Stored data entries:
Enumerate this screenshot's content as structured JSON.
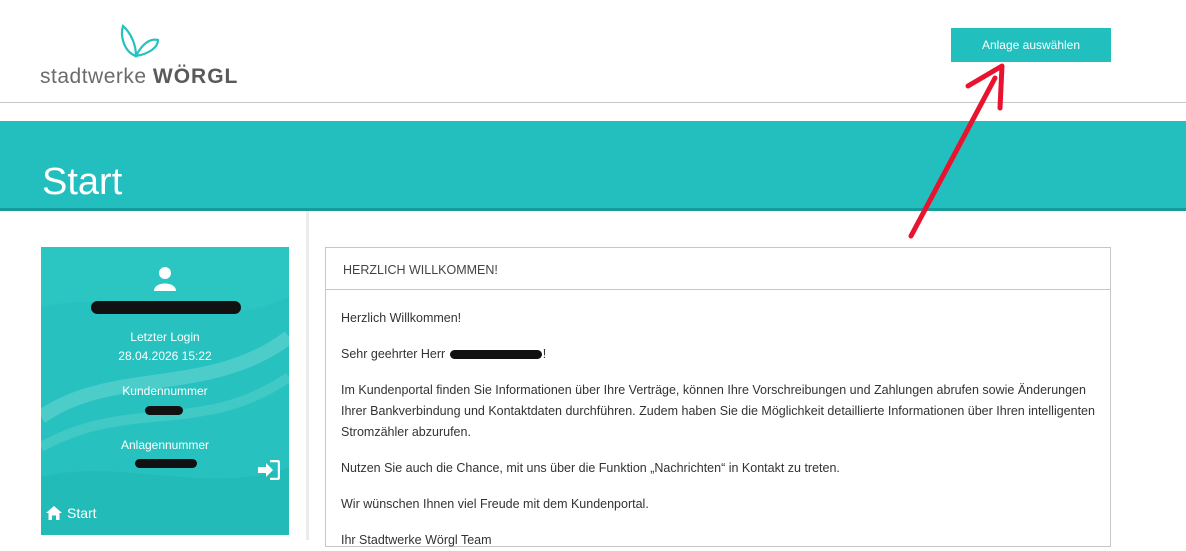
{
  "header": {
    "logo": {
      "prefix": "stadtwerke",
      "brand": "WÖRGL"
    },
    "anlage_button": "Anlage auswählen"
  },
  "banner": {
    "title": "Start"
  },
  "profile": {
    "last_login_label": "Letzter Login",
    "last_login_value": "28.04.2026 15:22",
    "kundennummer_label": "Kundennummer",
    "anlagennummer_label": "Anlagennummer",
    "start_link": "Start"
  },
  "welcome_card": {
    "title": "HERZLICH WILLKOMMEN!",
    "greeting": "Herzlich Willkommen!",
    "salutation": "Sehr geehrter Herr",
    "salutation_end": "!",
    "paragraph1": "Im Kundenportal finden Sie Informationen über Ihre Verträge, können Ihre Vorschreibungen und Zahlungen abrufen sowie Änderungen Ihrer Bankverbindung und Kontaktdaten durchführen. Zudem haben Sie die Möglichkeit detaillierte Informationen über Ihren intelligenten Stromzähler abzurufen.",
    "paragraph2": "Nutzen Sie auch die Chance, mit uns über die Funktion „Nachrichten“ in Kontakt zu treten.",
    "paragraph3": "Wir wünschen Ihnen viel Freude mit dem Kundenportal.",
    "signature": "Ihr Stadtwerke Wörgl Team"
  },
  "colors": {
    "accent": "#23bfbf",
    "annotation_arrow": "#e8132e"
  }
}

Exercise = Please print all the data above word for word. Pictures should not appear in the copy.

Result =
Enumerate this screenshot's content as structured JSON.
{
  "header": {
    "logo": {
      "prefix": "stadtwerke",
      "brand": "WÖRGL"
    },
    "anlage_button": "Anlage auswählen"
  },
  "banner": {
    "title": "Start"
  },
  "profile": {
    "last_login_label": "Letzter Login",
    "last_login_value": "28.04.2026 15:22",
    "kundennummer_label": "Kundennummer",
    "anlagennummer_label": "Anlagennummer",
    "start_link": "Start"
  },
  "welcome_card": {
    "title": "HERZLICH WILLKOMMEN!",
    "greeting": "Herzlich Willkommen!",
    "salutation": "Sehr geehrter Herr",
    "salutation_end": "!",
    "paragraph1": "Im Kundenportal finden Sie Informationen über Ihre Verträge, können Ihre Vorschreibungen und Zahlungen abrufen sowie Änderungen Ihrer Bankverbindung und Kontaktdaten durchführen. Zudem haben Sie die Möglichkeit detaillierte Informationen über Ihren intelligenten Stromzähler abzurufen.",
    "paragraph2": "Nutzen Sie auch die Chance, mit uns über die Funktion „Nachrichten“ in Kontakt zu treten.",
    "paragraph3": "Wir wünschen Ihnen viel Freude mit dem Kundenportal.",
    "signature": "Ihr Stadtwerke Wörgl Team"
  },
  "colors": {
    "accent": "#23bfbf",
    "annotation_arrow": "#e8132e"
  }
}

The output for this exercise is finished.